See also: Infographic: Meet Joe Gen Y

In late 2011, PricewaterhouseCoopers (PwC) surveyed 4,364 university graduates across 75 countries about their attitudes toward work. To help you adapt to the attitudes of Millennials, here are the key findings of its Millennials at Work: Reshaping the Workplace study:

Loyalty “lite.” Over a quarter of the respondents now expect to have six employers or more during their careers, compared with just 10 percent in 2008. The recession forced many Millennials to make compromises during their initial job searches, but as the economy improves, Millennials will look for new roles.

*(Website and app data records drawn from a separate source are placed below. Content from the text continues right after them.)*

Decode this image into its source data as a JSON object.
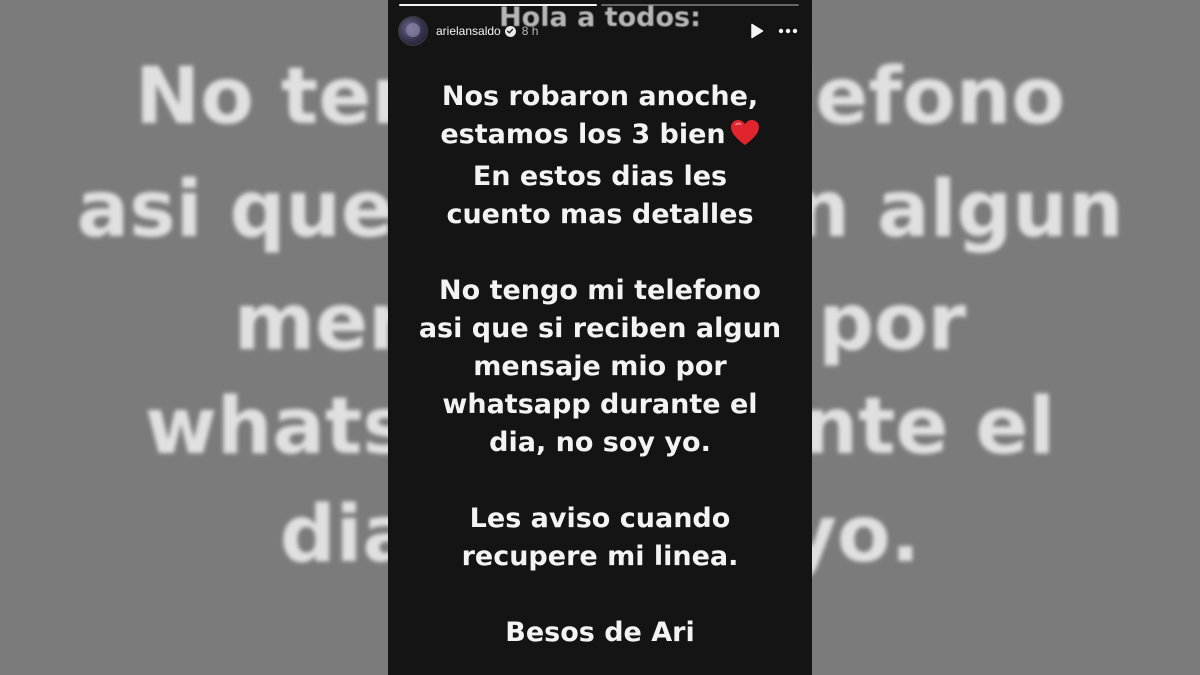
{
  "background": {
    "small_title": "Hola a todos:",
    "lines": [
      "No tengo mi telefono",
      "asi que si reciben algun",
      "mensaje mio por",
      "whatsapp durante el",
      "dia, no soy yo."
    ]
  },
  "story": {
    "progress_segments": 2,
    "progress_current": 1,
    "username": "arielansaldo",
    "time": "8 h",
    "overlay_title": "Hola a todos:",
    "icons": {
      "verified": "verified-badge-icon",
      "play": "play-icon",
      "more": "more-options-icon",
      "heart": "red-heart-emoji"
    },
    "paragraphs": [
      {
        "lines": [
          "Nos robaron anoche,",
          "estamos los 3 bien",
          "En estos dias les",
          "cuento mas detalles"
        ]
      },
      {
        "lines": [
          "No tengo mi telefono",
          "asi que si reciben algun",
          "mensaje mio por",
          "whatsapp durante el",
          "dia, no soy yo."
        ]
      },
      {
        "lines": [
          "Les aviso cuando",
          "recupere mi linea."
        ]
      },
      {
        "lines": [
          "Besos de Ari"
        ]
      }
    ]
  },
  "colors": {
    "panel_bg": "#141414",
    "text": "#f3f3f3",
    "heart": "#e0252f",
    "page_bg": "#7b7b7b"
  }
}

Only 18 percent expect to stay with their current employer for the long term.

Development and work/life balance are more important than financial reward. Personal development is the benefit Millennials want most from employers. Flexible working hours came in second, while cash bonuses ranked a surprising third.

Work/life balance and diversity promises are not being kept. Twenty-eight percent of respondents said work/life balance was worse than they expected upon entering the workforce, and over 50 percent of Millennials do not feel workplace opportunities are equal for all.

Avoiding face time? According to the study, technology is often a catalyst for intergenerational conflict in the workplace, and Millennials feel held back by outdated working styles. Forty-one percent said they prefer to communicate electronically at work rather than face to face or over the telephone, and use their own technology.

Moving up the ladder. A majority (52 percent) said career progression was the main attraction of an employer, coming ahead of competitive salaries (44 percent).

The power of employer brands. Millennials are attracted to brands they admire as consumers. Yet, over the last three years, the importance they place on working for an employer with values that matched their own has declined to just over half (down from 88 percent in 2008).

Wanderlust. Millennials want to work overseas. Seventy-one percent reported they expect and want an overseas experience during their career — but they are picky about the location.

Generational tensions. Millennials enjoy working with older generations and like being mentored by them, but 38 percent said older senior management does not relate to young workers.  Another 34% said their personal drive was intimidating to older employees. Over half said their managers did not always understand the way they use technology at work.

Why Millennials matter

In a December 13, 2011 Forbes article, Lauren Rikleen, who runs the Rikleen Institute for Strategic Leadership, released an executive briefing called Creating Tomorrow’s Leaders: the Expanding Role of Millennials in the Workplace. It echoes many of the key points of the PwC study. Rickleen explains:

…it is about leveraging the strengths of Millennials to create a better workplace. Millennials seek: training opportunities, leadership development, ongoing feedback so they can continually improve their job performance; transparency so they can understand how they are contributing to the bigger picture, whatever their own role may be; and the opportunity to do meaningful work. The difficulty is that these take time and effort on the part of the employer to implement successfully. But there is no doubt that the end results of such efforts are a more engaged workforce.

Beyond engagement, Millennials matter simply because of the inevitable generational shift currently underway. As Boomers retire, employers will face a leadership gap; there simply won’t be enough Gen Xers, a much smaller cohort, to fill senior positions.

For more on the Millennial market, see:

7 Statistical Snapshots: The Millennials

12 Retirement Planning Tips for Millennials

Understanding the Gen Y Prospect